The Center for Science in the Public Interest has dramatically ratcheted up its call for “city, state or federal taxes on soft drinks, and foods high in calories, fat or sugar.” In a high-profile article in February’s Public Health Reports, CSPI’s Michael Jacobson argues: “Legislatures have long levied taxes on products deemed to be unhealthful.” Along with food and drink, CSPI calls for “a 5% tax on new televisions and video equipment” and “a $65 tax on each new vehicle or an extra penny tax per gallon of gasoline” to fight obesity.
A recent study in the British Medical Journal calling for a 17.5% excise tax on high-calorie foods mimics the early work of Yale professor Kelly Brownell. This time, British researcher Tom Marshall made news claiming such a tax would avoid 900 to 1000 premature deaths per year. No proof, of course, but plenty of headlines.

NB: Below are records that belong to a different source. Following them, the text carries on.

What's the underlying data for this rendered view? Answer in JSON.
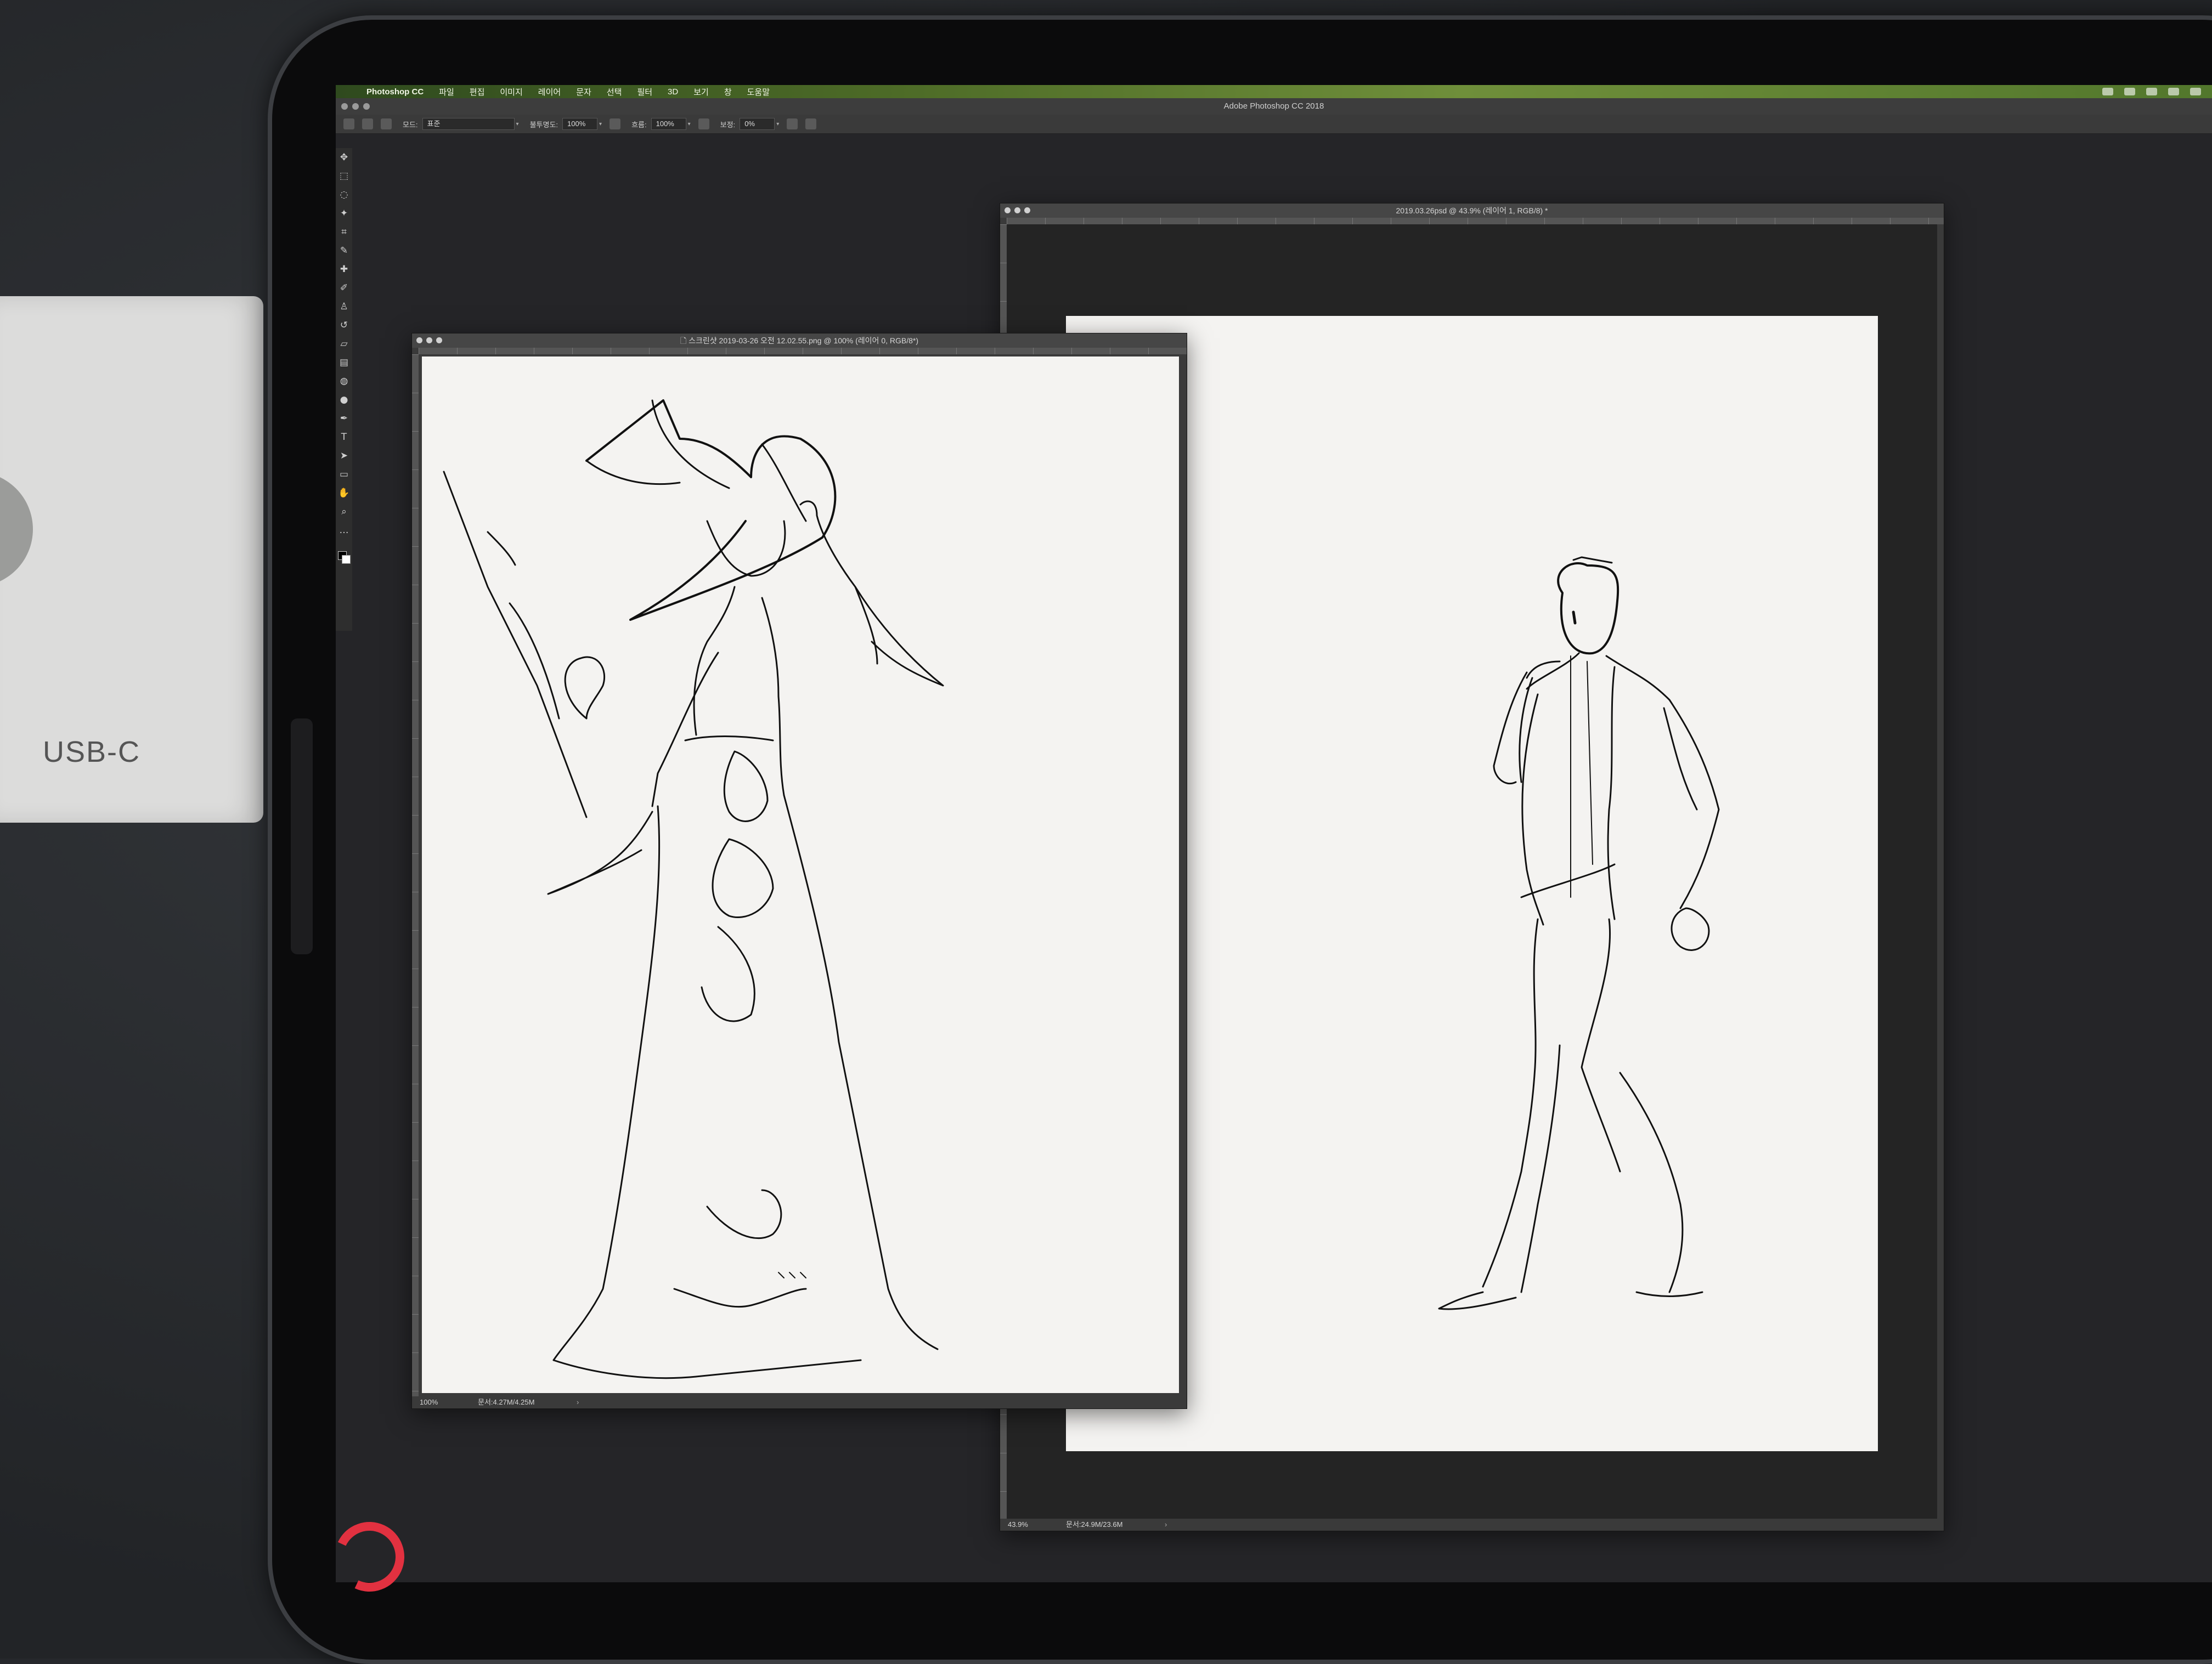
{
  "box": {
    "label": "USB-C"
  },
  "menubar": {
    "app_name": "Photoshop CC",
    "items": [
      "파일",
      "편집",
      "이미지",
      "레이어",
      "문자",
      "선택",
      "필터",
      "3D",
      "보기",
      "창",
      "도움말"
    ]
  },
  "app": {
    "title": "Adobe Photoshop CC 2018"
  },
  "options": {
    "mode_label": "모드:",
    "mode_value": "표준",
    "opacity_label": "불투명도:",
    "opacity_value": "100%",
    "flow_label": "흐름:",
    "flow_value": "100%",
    "smoothing_label": "보정:",
    "smoothing_value": "0%"
  },
  "tools": [
    {
      "name": "move-tool-icon",
      "glyph": "✥"
    },
    {
      "name": "marquee-tool-icon",
      "glyph": "⬚"
    },
    {
      "name": "lasso-tool-icon",
      "glyph": "◌"
    },
    {
      "name": "magic-wand-tool-icon",
      "glyph": "✦"
    },
    {
      "name": "crop-tool-icon",
      "glyph": "⌗"
    },
    {
      "name": "eyedropper-tool-icon",
      "glyph": "✎"
    },
    {
      "name": "healing-brush-tool-icon",
      "glyph": "✚"
    },
    {
      "name": "brush-tool-icon",
      "glyph": "✐"
    },
    {
      "name": "clone-stamp-tool-icon",
      "glyph": "♙"
    },
    {
      "name": "history-brush-tool-icon",
      "glyph": "↺"
    },
    {
      "name": "eraser-tool-icon",
      "glyph": "▱"
    },
    {
      "name": "gradient-tool-icon",
      "glyph": "▤"
    },
    {
      "name": "blur-tool-icon",
      "glyph": "◍"
    },
    {
      "name": "dodge-tool-icon",
      "glyph": "●"
    },
    {
      "name": "pen-tool-icon",
      "glyph": "✒"
    },
    {
      "name": "type-tool-icon",
      "glyph": "T"
    },
    {
      "name": "path-selection-tool-icon",
      "glyph": "➤"
    },
    {
      "name": "rectangle-tool-icon",
      "glyph": "▭"
    },
    {
      "name": "hand-tool-icon",
      "glyph": "✋"
    },
    {
      "name": "zoom-tool-icon",
      "glyph": "⌕"
    },
    {
      "name": "more-tools-icon",
      "glyph": "…"
    }
  ],
  "doc_left": {
    "title": "스크린샷 2019-03-26 오전 12.02.55.png @ 100% (레이어 0, RGB/8*)",
    "zoom": "100%",
    "info": "문서:4.27M/4.25M"
  },
  "doc_right": {
    "title": "2019.03.26psd @ 43.9% (레이어 1, RGB/8) *",
    "zoom": "43.9%",
    "info": "문서:24.9M/23.6M"
  },
  "colors": {
    "menubar_accent": "#5a7f2e",
    "panel_bg": "#3a3a3a",
    "canvas_bg": "#f4f3f1",
    "pencil_ring": "#e23140"
  }
}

Watch out, World! The environmental activist group Worldwatch Institute now recommends worldwide taxes on high calorie foods. They say their plan is “modeled on the successful campaign to discourage smoking.”